Excerpts from an interface dataset
%%

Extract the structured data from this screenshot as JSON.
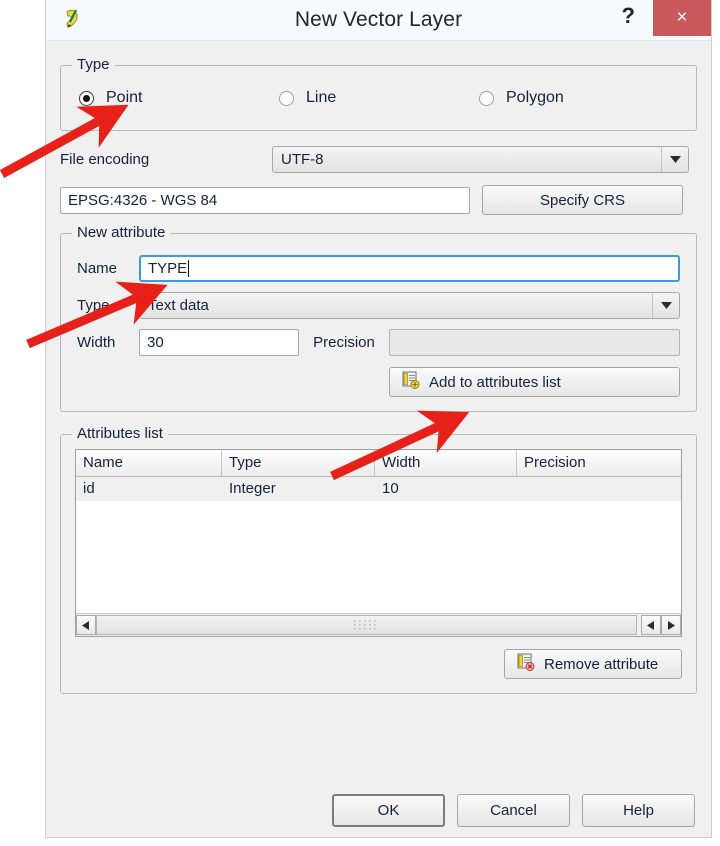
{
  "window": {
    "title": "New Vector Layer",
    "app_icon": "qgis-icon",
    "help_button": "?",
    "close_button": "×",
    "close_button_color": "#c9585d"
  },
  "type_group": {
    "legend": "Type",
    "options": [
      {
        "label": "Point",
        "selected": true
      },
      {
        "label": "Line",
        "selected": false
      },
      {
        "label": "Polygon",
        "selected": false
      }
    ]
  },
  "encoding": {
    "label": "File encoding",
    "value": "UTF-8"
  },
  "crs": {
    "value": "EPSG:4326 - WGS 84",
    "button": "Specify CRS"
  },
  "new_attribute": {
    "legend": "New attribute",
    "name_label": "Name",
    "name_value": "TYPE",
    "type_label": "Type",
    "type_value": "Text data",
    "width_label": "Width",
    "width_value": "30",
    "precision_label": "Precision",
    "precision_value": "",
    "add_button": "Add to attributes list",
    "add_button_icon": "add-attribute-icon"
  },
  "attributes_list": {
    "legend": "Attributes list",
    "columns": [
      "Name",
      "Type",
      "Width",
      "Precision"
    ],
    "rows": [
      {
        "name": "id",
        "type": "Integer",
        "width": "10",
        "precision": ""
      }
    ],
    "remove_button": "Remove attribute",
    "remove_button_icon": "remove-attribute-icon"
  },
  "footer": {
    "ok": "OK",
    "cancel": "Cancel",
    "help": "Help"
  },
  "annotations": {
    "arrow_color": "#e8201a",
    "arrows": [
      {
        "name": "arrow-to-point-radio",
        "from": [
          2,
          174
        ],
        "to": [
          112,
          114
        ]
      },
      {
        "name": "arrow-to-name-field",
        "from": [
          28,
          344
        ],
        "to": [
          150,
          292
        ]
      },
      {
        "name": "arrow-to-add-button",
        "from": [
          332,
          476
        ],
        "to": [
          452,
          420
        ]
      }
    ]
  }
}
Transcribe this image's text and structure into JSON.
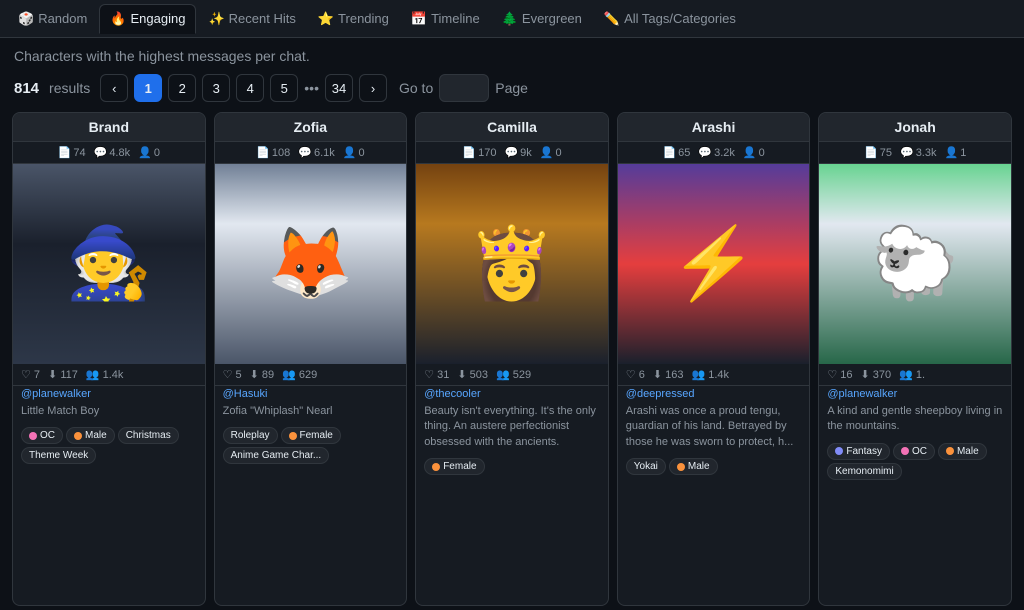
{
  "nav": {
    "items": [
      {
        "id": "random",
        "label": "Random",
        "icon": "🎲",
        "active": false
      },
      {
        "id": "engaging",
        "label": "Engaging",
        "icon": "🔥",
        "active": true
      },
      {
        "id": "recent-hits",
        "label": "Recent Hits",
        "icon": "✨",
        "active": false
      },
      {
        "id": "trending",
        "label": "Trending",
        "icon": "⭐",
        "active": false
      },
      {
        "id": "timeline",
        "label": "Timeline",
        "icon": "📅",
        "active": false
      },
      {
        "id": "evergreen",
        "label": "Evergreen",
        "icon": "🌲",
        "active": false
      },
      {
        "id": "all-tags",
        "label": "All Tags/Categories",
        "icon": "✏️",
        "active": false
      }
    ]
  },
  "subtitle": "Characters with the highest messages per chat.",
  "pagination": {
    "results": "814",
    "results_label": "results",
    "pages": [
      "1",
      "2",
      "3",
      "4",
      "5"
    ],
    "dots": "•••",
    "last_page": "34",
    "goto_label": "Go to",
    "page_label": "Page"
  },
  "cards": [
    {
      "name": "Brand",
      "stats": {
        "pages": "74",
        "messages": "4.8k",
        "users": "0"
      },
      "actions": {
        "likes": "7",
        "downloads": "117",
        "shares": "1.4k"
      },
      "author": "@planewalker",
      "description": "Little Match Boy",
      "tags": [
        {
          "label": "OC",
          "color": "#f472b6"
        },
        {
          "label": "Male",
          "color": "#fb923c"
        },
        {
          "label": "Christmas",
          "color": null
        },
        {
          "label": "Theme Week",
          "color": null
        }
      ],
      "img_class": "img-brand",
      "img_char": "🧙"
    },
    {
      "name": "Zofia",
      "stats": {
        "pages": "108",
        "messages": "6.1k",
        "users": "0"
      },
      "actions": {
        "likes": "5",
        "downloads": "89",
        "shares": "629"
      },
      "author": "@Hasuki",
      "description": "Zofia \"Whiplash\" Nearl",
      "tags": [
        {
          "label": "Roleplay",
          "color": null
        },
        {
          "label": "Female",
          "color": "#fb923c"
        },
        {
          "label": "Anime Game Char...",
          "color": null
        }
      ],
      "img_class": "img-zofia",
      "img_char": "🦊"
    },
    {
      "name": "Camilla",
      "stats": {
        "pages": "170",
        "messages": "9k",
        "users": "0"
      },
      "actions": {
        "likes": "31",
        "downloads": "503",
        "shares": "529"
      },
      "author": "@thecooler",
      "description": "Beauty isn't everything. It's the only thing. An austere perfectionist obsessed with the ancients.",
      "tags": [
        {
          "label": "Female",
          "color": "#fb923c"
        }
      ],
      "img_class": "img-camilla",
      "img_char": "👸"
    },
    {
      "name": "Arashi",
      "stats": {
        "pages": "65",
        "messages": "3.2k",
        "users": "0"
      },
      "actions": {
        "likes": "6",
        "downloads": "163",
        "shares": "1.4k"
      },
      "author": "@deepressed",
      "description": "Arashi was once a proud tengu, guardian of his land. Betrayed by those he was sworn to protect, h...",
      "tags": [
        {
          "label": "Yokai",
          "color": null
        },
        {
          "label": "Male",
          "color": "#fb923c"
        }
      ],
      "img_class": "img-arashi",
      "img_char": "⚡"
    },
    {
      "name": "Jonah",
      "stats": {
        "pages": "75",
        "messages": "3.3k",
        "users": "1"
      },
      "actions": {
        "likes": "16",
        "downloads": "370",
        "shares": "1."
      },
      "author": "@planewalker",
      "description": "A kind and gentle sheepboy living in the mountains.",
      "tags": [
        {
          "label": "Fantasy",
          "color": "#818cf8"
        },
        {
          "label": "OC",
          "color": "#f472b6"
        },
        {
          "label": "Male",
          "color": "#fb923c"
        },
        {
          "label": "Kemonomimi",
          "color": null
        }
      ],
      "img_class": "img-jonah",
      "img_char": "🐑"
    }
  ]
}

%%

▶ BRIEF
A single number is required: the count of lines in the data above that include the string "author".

▶ SOLUTION FOR THIS EXERCISE
5